Assurances are being sought that adult social care budgets will be protected, ahead of the start date for plans to integrate health and social care services.
The LGA is also calling for a ‘transition fund’ to minimise the impact of integrating health and social care services on councils’ budgets, six months before local authorities implement the better care fund.
An LGA spokeswoman told LGC there was not a specific figure in mind for the transition fund, but said it was envisaged that the money would come on top of the £3.8bn better care fund, a pooled-budget programme which is designed to incentivise councils and the NHS to integrate health and social care services.
The requests from the LGA come on the day that health secretary Jeremy Hunt and communities secretary Eric Pickles are due to address the national children and adults services conference in Manchester and outline the details of councils’ plans for the better care fund.
In a statement David Sparks (Lab), chair of the LGA, said: “Local government has long argued that if these long-awaited reforms are to work and give people the best care possible, they need to be fully funded from the start.
“We have long recognised the importance of the better care fund and the Care Act in bringing together health and social care for our future generations. But we can’t expect these changes to happen overnight, which is why we have called for a bigger better care fund and a transitional fund.”
In July, concerns were raised about the introduction of changes to the better care fund that were designed to protect health funding, and the impact that might have on social care budgets.
Earlier this week, analysis from the LGA and the Association of Directors of Adult Social Services showed adult social care services would face a £4.3bn shortfall by the year 2020.
Cllr Sparks said: “It will only be through a determined effort from councils, the health service and government working together that we can end the vicious cycle of over-spending on a broken system.
“Failure to get this right would be catastrophic for an entire generation who rely upon care and the NHS. It will also deprive millions of the popular local services like buses, parks, libraries and leisure centres that help improve quality of life and bind communities together.
“What might look like small pockets of underfunding will continue to add pressure to the £4.3bn shortfall which councils are bracing themselves for in the next five years and it is not too long before this will collapse the whole system.

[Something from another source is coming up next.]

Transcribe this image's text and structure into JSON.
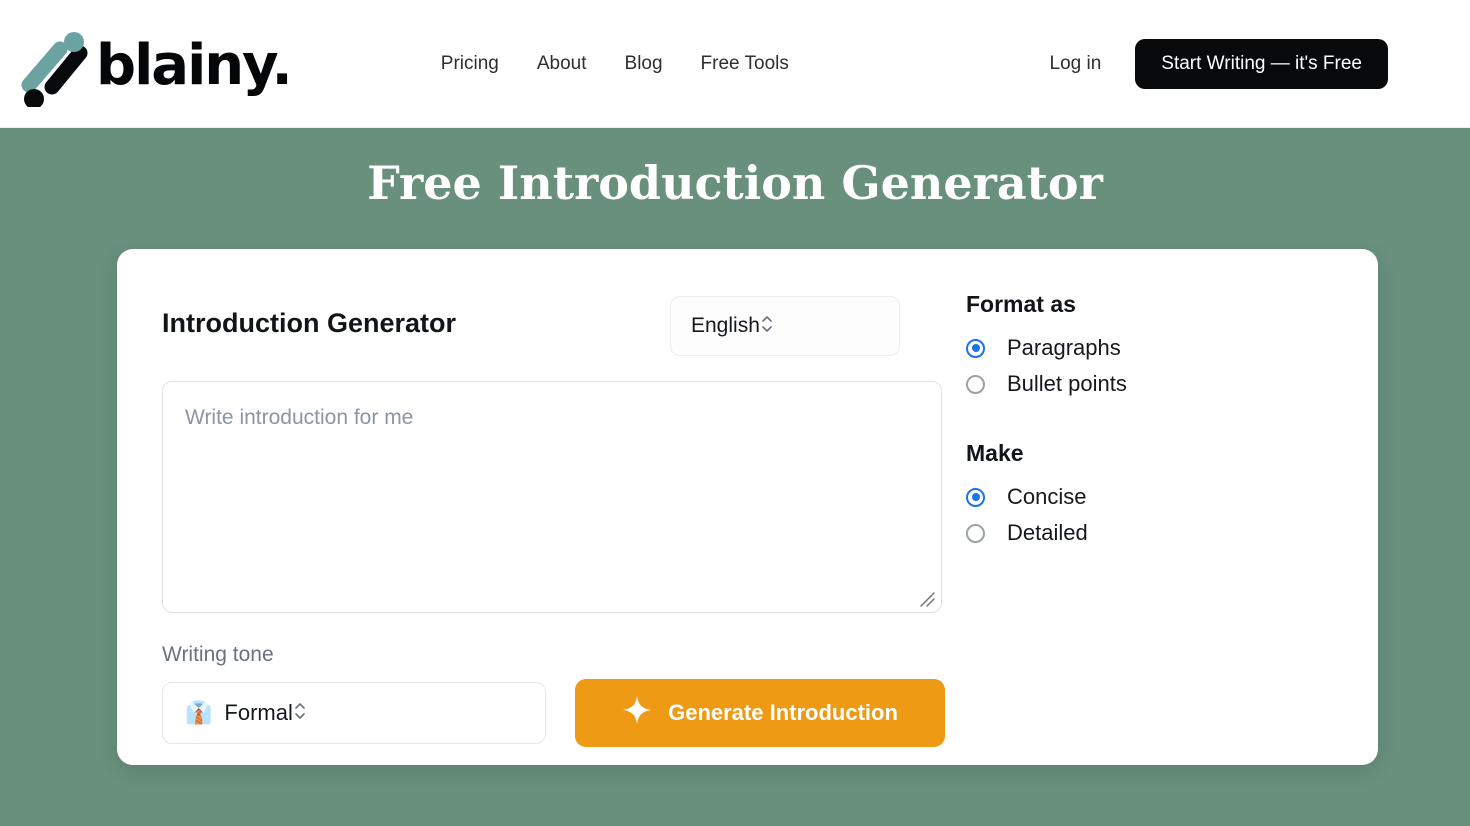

“Whilst we recognise these reforms have the ability to change health and social care for the better, the government must fund councils properly to ensure this happens.”